STUDY MATERIAL:
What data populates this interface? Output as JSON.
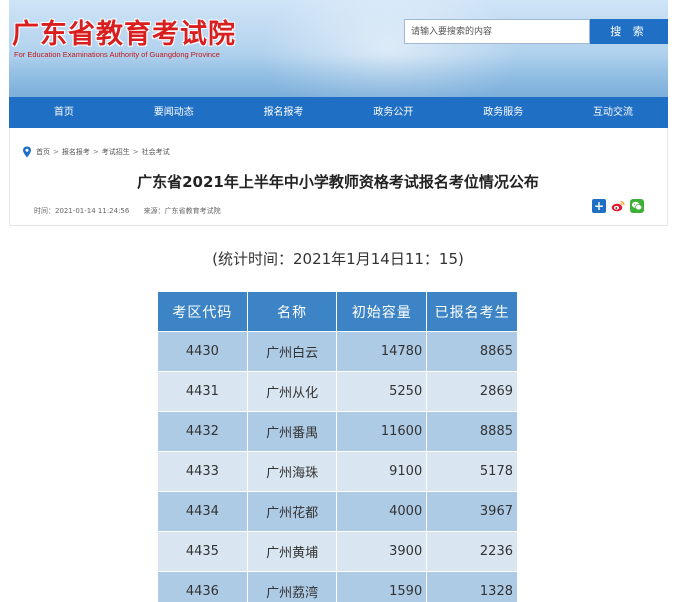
{
  "header": {
    "site_title": "广东省教育考试院",
    "site_subtitle": "For Education Examinations Authority of Guangdong Province",
    "search_placeholder": "请输入要搜索的内容",
    "search_button": "搜 索"
  },
  "nav": {
    "items": [
      "首页",
      "要闻动态",
      "报名报考",
      "政务公开",
      "政务服务",
      "互动交流"
    ]
  },
  "breadcrumb": {
    "items": [
      "首页",
      "报名报考",
      "考试招生",
      "社会考试"
    ],
    "separator": ">"
  },
  "article": {
    "title": "广东省2021年上半年中小学教师资格考试报名考位情况公布",
    "time": "时间：2021-01-14 11:24:56",
    "source": "来源：广东省教育考试院",
    "stat_time": "(统计时间：2021年1月14日11：15)"
  },
  "share": {
    "icons": [
      "share-plus-icon",
      "weibo-icon",
      "wechat-icon"
    ],
    "plus_glyph": "+"
  },
  "table": {
    "headers": [
      "考区代码",
      "名称",
      "初始容量",
      "已报名考生"
    ],
    "rows": [
      [
        "4430",
        "广州白云",
        "14780",
        "8865"
      ],
      [
        "4431",
        "广州从化",
        "5250",
        "2869"
      ],
      [
        "4432",
        "广州番禺",
        "11600",
        "8885"
      ],
      [
        "4433",
        "广州海珠",
        "9100",
        "5178"
      ],
      [
        "4434",
        "广州花都",
        "4000",
        "3967"
      ],
      [
        "4435",
        "广州黄埔",
        "3900",
        "2236"
      ],
      [
        "4436",
        "广州荔湾",
        "1590",
        "1328"
      ]
    ]
  },
  "colors": {
    "nav_blue": "#1f6fc5",
    "header_cell": "#3d84c6",
    "row_dark": "#aecbe6",
    "row_light": "#d9e6f2",
    "title_red": "#d81e1e"
  }
}
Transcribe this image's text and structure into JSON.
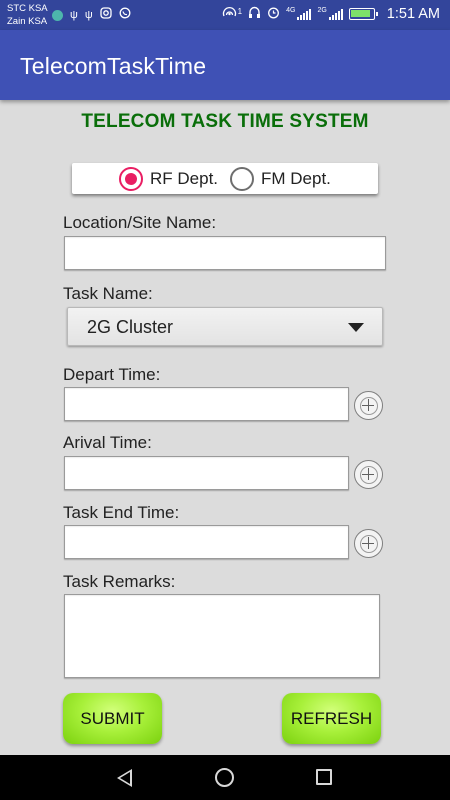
{
  "status_bar": {
    "carrier_1": "STC KSA",
    "carrier_2": "Zain KSA",
    "signal_1_label": "4G",
    "signal_2_label": "2G",
    "hotspot_badge": "1",
    "time": "1:51 AM",
    "icons_left": [
      "app-notification-icon",
      "usb-icon",
      "usb-icon",
      "instagram-icon",
      "whatsapp-icon"
    ],
    "icons_right": [
      "hotspot-icon",
      "headset-icon",
      "alarm-icon",
      "signal-icon",
      "signal-icon",
      "battery-icon"
    ]
  },
  "app_bar": {
    "title": "TelecomTaskTime"
  },
  "form": {
    "heading": "TELECOM TASK TIME SYSTEM",
    "department": {
      "options": [
        "RF Dept.",
        "FM Dept."
      ],
      "selected": "RF Dept."
    },
    "location_label": "Location/Site Name:",
    "location_value": "",
    "task_name_label": "Task Name:",
    "task_name_selected": "2G Cluster",
    "depart_label": "Depart Time:",
    "depart_value": "",
    "arrival_label": "Arival Time:",
    "arrival_value": "",
    "end_label": "Task End Time:",
    "end_value": "",
    "remarks_label": "Task Remarks:",
    "remarks_value": "",
    "submit_label": "SUBMIT",
    "refresh_label": "REFRESH"
  },
  "colors": {
    "status_bar": "#33459b",
    "app_bar": "#3f51b5",
    "heading": "#0a6e0a",
    "radio_accent": "#e91e63",
    "button_green": "#a8f03a",
    "background": "#dcdcdc"
  },
  "nav_bar": {
    "icons": [
      "back-icon",
      "home-icon",
      "recent-apps-icon"
    ]
  }
}
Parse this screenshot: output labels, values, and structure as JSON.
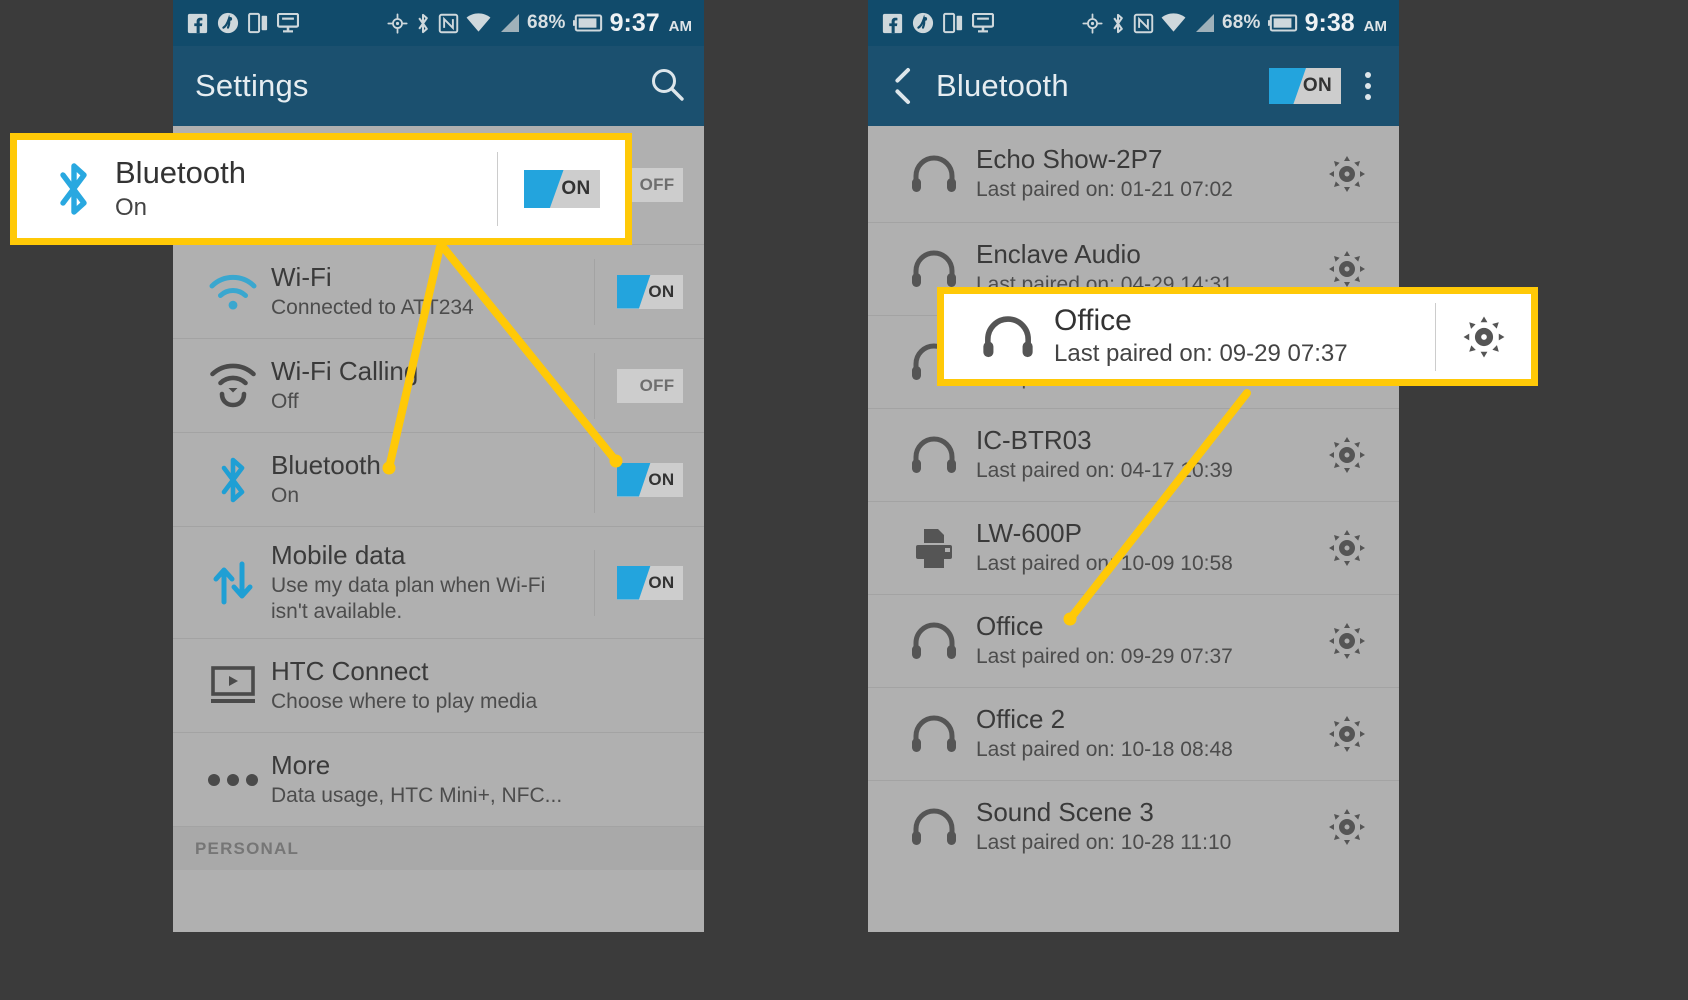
{
  "statusbar": {
    "battery_percent": "68%",
    "left_icons": [
      "facebook-icon",
      "fitness-icon",
      "dual-window-icon",
      "message-icon"
    ],
    "right_icons": [
      "gps-icon",
      "bluetooth-icon",
      "nfc-icon",
      "wifi-icon",
      "signal-icon"
    ],
    "left_time": "9:37",
    "right_time": "9:38",
    "ampm": "AM"
  },
  "left_phone": {
    "appbar": {
      "title": "Settings",
      "search_icon": "search-icon"
    },
    "rows": [
      {
        "title": "Wi-Fi",
        "subtitle": "Connected to ATT234",
        "icon": "wifi-icon",
        "toggle": "ON",
        "toggle_state": "on"
      },
      {
        "title": "Wi-Fi Calling",
        "subtitle": "Off",
        "icon": "wifi-calling-icon",
        "toggle": "OFF",
        "toggle_state": "off"
      },
      {
        "title": "Bluetooth",
        "subtitle": "On",
        "icon": "bluetooth-icon",
        "toggle": "ON",
        "toggle_state": "on"
      },
      {
        "title": "Mobile data",
        "subtitle": "Use my data plan when Wi-Fi isn't available.",
        "icon": "mobile-data-icon",
        "toggle": "ON",
        "toggle_state": "on"
      },
      {
        "title": "HTC Connect",
        "subtitle": "Choose where to play media",
        "icon": "htc-connect-icon",
        "toggle": "",
        "toggle_state": "none"
      },
      {
        "title": "More",
        "subtitle": "Data usage, HTC Mini+, NFC...",
        "icon": "more-dots-icon",
        "toggle": "",
        "toggle_state": "none"
      }
    ],
    "partial_top_row_toggle": "OFF",
    "section_header": "PERSONAL"
  },
  "right_phone": {
    "appbar": {
      "title": "Bluetooth",
      "back_icon": "back-chevron-icon",
      "toggle": "ON",
      "overflow_icon": "kebab-menu-icon"
    },
    "devices": [
      {
        "name": "Echo Show-2P7",
        "paired": "Last paired on: 01-21 07:02",
        "icon": "headphones-icon",
        "action": "gear-icon"
      },
      {
        "name": "Enclave Audio",
        "paired": "Last paired on: 04-29 14:31",
        "icon": "headphones-icon",
        "action": "gear-icon"
      },
      {
        "name": "Office",
        "paired": "Last paired on: 09-29 07:37",
        "icon": "headphones-icon",
        "action": "gear-icon"
      },
      {
        "name": "IC-BTR03",
        "paired": "Last paired on: 04-17 10:39",
        "icon": "headphones-icon",
        "action": "gear-icon"
      },
      {
        "name": "LW-600P",
        "paired": "Last paired on: 10-09 10:58",
        "icon": "printer-icon",
        "action": "gear-icon"
      },
      {
        "name": "Office",
        "paired": "Last paired on: 09-29 07:37",
        "icon": "headphones-icon",
        "action": "gear-icon"
      },
      {
        "name": "Office 2",
        "paired": "Last paired on: 10-18 08:48",
        "icon": "headphones-icon",
        "action": "gear-icon"
      },
      {
        "name": "Sound Scene 3",
        "paired": "Last paired on: 10-28 11:10",
        "icon": "headphones-icon",
        "action": "gear-icon"
      }
    ]
  },
  "callouts": {
    "bluetooth": {
      "title": "Bluetooth",
      "subtitle": "On",
      "toggle": "ON",
      "icon": "bluetooth-icon"
    },
    "office": {
      "title": "Office",
      "subtitle": "Last paired on: 09-29 07:37",
      "icon": "headphones-icon",
      "action": "gear-icon"
    }
  },
  "navbar": {
    "back": "back-arrow-icon",
    "home": "home-icon",
    "recents": "recents-icon"
  },
  "colors": {
    "highlight": "#ffc907",
    "appbar": "#1b506f",
    "statusbar": "#114b6b",
    "accent_blue": "#29a8e0",
    "list_bg": "#b0b0b0"
  }
}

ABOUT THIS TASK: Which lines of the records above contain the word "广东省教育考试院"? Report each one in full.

WORKED SOLUTION:
    "site_title": "广东省教育考试院",
    "source": "来源：广东省教育考试院",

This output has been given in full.